App and web page records
*** Block opens ***
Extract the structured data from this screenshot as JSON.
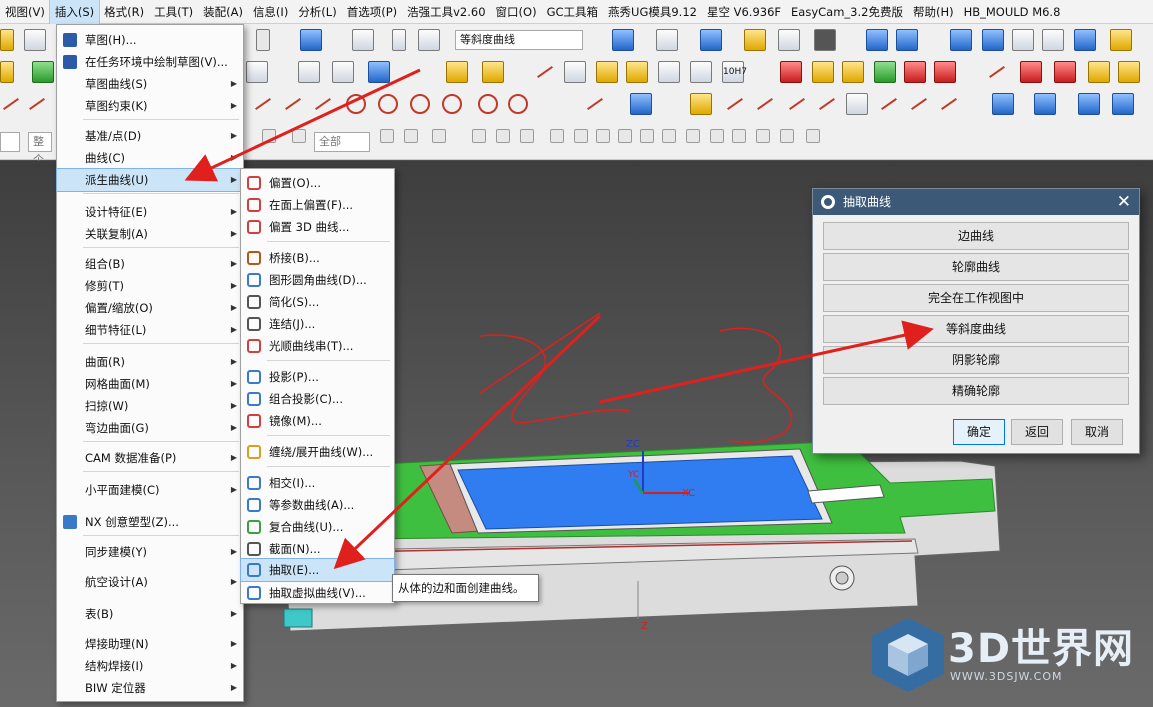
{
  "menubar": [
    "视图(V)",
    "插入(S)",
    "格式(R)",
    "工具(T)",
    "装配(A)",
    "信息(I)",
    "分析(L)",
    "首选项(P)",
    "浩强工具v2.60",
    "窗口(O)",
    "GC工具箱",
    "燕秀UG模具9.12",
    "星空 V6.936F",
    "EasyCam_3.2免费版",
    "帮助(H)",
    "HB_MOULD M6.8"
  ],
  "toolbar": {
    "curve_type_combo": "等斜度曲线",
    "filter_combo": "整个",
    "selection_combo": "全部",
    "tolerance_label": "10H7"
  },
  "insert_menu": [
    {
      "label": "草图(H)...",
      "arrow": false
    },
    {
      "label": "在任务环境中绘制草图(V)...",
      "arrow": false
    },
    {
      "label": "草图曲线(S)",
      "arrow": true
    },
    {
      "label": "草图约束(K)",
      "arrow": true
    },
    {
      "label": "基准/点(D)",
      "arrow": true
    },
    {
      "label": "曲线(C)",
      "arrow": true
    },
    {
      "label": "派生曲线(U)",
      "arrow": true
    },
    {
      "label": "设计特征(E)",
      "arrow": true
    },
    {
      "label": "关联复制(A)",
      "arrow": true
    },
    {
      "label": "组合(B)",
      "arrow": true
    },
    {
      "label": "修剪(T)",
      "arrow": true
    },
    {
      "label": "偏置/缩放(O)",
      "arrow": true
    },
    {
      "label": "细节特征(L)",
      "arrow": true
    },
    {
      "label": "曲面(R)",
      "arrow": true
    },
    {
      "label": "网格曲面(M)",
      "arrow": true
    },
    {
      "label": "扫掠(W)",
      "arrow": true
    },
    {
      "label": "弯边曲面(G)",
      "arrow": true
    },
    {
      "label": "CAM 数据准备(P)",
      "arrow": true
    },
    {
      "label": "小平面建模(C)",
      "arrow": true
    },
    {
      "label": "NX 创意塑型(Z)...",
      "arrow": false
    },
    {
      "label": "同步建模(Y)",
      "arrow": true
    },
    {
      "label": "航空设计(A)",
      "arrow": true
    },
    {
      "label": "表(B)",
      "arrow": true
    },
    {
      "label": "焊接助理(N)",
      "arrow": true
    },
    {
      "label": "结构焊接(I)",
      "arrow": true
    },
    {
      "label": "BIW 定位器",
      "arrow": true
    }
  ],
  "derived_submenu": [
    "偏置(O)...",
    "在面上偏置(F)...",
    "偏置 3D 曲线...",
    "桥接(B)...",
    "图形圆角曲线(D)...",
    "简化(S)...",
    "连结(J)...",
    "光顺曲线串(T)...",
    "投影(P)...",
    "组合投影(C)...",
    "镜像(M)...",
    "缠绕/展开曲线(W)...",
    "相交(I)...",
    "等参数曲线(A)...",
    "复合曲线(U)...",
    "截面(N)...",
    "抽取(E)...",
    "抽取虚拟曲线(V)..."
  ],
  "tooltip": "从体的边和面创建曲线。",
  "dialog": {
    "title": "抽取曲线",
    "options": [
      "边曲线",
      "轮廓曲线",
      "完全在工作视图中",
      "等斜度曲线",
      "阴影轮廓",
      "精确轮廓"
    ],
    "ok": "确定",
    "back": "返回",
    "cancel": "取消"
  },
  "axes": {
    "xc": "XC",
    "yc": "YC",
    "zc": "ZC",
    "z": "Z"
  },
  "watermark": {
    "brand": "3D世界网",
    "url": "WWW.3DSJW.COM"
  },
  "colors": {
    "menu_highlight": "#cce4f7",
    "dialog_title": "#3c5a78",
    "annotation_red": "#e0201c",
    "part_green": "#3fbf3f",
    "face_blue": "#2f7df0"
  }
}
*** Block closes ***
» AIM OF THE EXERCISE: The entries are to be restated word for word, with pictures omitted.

» TASK RESULT:
Extract the structured data from this screenshot as JSON.
{
  "menubar": [
    "视图(V)",
    "插入(S)",
    "格式(R)",
    "工具(T)",
    "装配(A)",
    "信息(I)",
    "分析(L)",
    "首选项(P)",
    "浩强工具v2.60",
    "窗口(O)",
    "GC工具箱",
    "燕秀UG模具9.12",
    "星空 V6.936F",
    "EasyCam_3.2免费版",
    "帮助(H)",
    "HB_MOULD M6.8"
  ],
  "toolbar": {
    "curve_type_combo": "等斜度曲线",
    "filter_combo": "整个",
    "selection_combo": "全部",
    "tolerance_label": "10H7"
  },
  "insert_menu": [
    {
      "label": "草图(H)...",
      "arrow": false
    },
    {
      "label": "在任务环境中绘制草图(V)...",
      "arrow": false
    },
    {
      "label": "草图曲线(S)",
      "arrow": true
    },
    {
      "label": "草图约束(K)",
      "arrow": true
    },
    {
      "label": "基准/点(D)",
      "arrow": true
    },
    {
      "label": "曲线(C)",
      "arrow": true
    },
    {
      "label": "派生曲线(U)",
      "arrow": true
    },
    {
      "label": "设计特征(E)",
      "arrow": true
    },
    {
      "label": "关联复制(A)",
      "arrow": true
    },
    {
      "label": "组合(B)",
      "arrow": true
    },
    {
      "label": "修剪(T)",
      "arrow": true
    },
    {
      "label": "偏置/缩放(O)",
      "arrow": true
    },
    {
      "label": "细节特征(L)",
      "arrow": true
    },
    {
      "label": "曲面(R)",
      "arrow": true
    },
    {
      "label": "网格曲面(M)",
      "arrow": true
    },
    {
      "label": "扫掠(W)",
      "arrow": true
    },
    {
      "label": "弯边曲面(G)",
      "arrow": true
    },
    {
      "label": "CAM 数据准备(P)",
      "arrow": true
    },
    {
      "label": "小平面建模(C)",
      "arrow": true
    },
    {
      "label": "NX 创意塑型(Z)...",
      "arrow": false
    },
    {
      "label": "同步建模(Y)",
      "arrow": true
    },
    {
      "label": "航空设计(A)",
      "arrow": true
    },
    {
      "label": "表(B)",
      "arrow": true
    },
    {
      "label": "焊接助理(N)",
      "arrow": true
    },
    {
      "label": "结构焊接(I)",
      "arrow": true
    },
    {
      "label": "BIW 定位器",
      "arrow": true
    }
  ],
  "derived_submenu": [
    "偏置(O)...",
    "在面上偏置(F)...",
    "偏置 3D 曲线...",
    "桥接(B)...",
    "图形圆角曲线(D)...",
    "简化(S)...",
    "连结(J)...",
    "光顺曲线串(T)...",
    "投影(P)...",
    "组合投影(C)...",
    "镜像(M)...",
    "缠绕/展开曲线(W)...",
    "相交(I)...",
    "等参数曲线(A)...",
    "复合曲线(U)...",
    "截面(N)...",
    "抽取(E)...",
    "抽取虚拟曲线(V)..."
  ],
  "tooltip": "从体的边和面创建曲线。",
  "dialog": {
    "title": "抽取曲线",
    "options": [
      "边曲线",
      "轮廓曲线",
      "完全在工作视图中",
      "等斜度曲线",
      "阴影轮廓",
      "精确轮廓"
    ],
    "ok": "确定",
    "back": "返回",
    "cancel": "取消"
  },
  "axes": {
    "xc": "XC",
    "yc": "YC",
    "zc": "ZC",
    "z": "Z"
  },
  "watermark": {
    "brand": "3D世界网",
    "url": "WWW.3DSJW.COM"
  },
  "colors": {
    "menu_highlight": "#cce4f7",
    "dialog_title": "#3c5a78",
    "annotation_red": "#e0201c",
    "part_green": "#3fbf3f",
    "face_blue": "#2f7df0"
  }
}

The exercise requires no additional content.